# REQUIREMENT
Each line of the listing below that includes "link" should be reported.

+ + +

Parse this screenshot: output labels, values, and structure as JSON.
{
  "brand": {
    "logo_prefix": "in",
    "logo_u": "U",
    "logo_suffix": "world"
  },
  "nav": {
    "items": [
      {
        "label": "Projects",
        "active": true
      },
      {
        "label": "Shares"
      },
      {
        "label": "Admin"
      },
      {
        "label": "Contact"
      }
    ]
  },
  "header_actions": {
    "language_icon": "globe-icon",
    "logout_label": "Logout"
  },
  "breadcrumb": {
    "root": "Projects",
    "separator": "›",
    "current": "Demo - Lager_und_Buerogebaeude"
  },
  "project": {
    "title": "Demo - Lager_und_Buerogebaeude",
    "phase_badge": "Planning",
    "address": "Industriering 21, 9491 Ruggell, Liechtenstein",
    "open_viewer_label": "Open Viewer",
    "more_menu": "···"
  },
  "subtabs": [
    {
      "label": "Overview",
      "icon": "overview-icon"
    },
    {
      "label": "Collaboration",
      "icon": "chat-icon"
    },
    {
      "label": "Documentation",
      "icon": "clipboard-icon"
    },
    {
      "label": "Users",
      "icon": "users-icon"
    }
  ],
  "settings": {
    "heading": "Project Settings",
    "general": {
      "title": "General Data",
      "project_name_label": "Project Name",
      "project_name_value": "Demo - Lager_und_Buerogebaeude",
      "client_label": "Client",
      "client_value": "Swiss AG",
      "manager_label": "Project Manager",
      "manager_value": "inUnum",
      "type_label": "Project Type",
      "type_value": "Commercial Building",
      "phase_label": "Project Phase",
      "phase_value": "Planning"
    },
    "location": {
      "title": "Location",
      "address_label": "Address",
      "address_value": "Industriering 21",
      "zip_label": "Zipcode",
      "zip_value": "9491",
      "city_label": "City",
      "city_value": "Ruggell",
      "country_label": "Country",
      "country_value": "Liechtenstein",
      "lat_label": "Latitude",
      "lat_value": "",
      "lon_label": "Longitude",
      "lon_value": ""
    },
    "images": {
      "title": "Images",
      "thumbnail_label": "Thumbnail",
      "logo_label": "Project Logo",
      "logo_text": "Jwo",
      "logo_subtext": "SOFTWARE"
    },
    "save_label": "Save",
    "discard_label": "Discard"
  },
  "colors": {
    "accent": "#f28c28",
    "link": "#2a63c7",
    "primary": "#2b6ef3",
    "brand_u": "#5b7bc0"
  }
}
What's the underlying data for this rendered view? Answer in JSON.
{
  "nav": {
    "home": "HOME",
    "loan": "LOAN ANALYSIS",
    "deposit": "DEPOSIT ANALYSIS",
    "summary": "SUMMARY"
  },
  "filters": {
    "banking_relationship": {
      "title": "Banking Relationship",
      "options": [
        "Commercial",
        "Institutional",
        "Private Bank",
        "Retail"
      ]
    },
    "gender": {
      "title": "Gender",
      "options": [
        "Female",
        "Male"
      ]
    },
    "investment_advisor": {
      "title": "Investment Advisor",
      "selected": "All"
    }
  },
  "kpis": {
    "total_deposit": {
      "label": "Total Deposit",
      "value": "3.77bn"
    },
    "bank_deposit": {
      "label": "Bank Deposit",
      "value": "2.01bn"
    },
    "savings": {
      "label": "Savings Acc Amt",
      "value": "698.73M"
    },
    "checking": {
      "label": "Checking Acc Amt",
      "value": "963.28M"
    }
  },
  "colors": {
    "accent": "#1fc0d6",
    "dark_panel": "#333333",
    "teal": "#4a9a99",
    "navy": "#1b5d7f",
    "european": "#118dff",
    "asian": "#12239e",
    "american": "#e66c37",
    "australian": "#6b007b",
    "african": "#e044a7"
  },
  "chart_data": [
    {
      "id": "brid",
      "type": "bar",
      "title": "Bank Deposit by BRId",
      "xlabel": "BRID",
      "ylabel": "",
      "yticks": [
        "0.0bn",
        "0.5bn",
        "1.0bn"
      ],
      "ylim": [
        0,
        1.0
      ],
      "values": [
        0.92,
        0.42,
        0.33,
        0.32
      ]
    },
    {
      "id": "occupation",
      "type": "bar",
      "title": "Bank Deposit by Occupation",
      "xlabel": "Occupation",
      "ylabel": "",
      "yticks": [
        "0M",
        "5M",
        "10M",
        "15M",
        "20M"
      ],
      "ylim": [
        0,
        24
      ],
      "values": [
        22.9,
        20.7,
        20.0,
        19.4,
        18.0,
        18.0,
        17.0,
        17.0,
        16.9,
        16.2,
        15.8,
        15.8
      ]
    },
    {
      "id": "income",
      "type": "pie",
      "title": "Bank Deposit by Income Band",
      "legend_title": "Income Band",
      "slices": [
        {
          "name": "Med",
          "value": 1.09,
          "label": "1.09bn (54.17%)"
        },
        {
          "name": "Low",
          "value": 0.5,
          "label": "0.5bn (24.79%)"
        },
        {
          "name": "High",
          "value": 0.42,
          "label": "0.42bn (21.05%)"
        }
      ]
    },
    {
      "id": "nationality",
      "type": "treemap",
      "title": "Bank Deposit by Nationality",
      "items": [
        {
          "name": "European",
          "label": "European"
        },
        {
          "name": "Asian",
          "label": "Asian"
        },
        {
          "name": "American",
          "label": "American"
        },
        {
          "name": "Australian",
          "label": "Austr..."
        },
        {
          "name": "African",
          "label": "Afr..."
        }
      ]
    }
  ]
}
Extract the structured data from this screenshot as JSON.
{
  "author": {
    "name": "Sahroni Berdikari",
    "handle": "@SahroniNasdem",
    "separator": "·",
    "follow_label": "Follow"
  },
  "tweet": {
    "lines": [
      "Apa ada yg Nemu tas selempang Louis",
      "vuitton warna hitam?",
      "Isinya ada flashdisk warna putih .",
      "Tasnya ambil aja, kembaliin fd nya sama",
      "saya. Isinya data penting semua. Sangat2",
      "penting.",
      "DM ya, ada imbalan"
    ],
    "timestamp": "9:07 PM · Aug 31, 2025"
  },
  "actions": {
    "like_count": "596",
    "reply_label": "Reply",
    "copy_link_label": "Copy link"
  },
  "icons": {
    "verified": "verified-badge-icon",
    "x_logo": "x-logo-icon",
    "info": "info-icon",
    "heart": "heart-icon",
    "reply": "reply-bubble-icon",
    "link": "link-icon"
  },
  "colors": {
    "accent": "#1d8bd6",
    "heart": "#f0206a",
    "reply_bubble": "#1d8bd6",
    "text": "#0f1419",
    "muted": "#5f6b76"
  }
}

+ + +

# YOUR RESPONSE
    "link": "#2a63c7",
    "copy_link_label": "Copy link"
    "link": "link-icon"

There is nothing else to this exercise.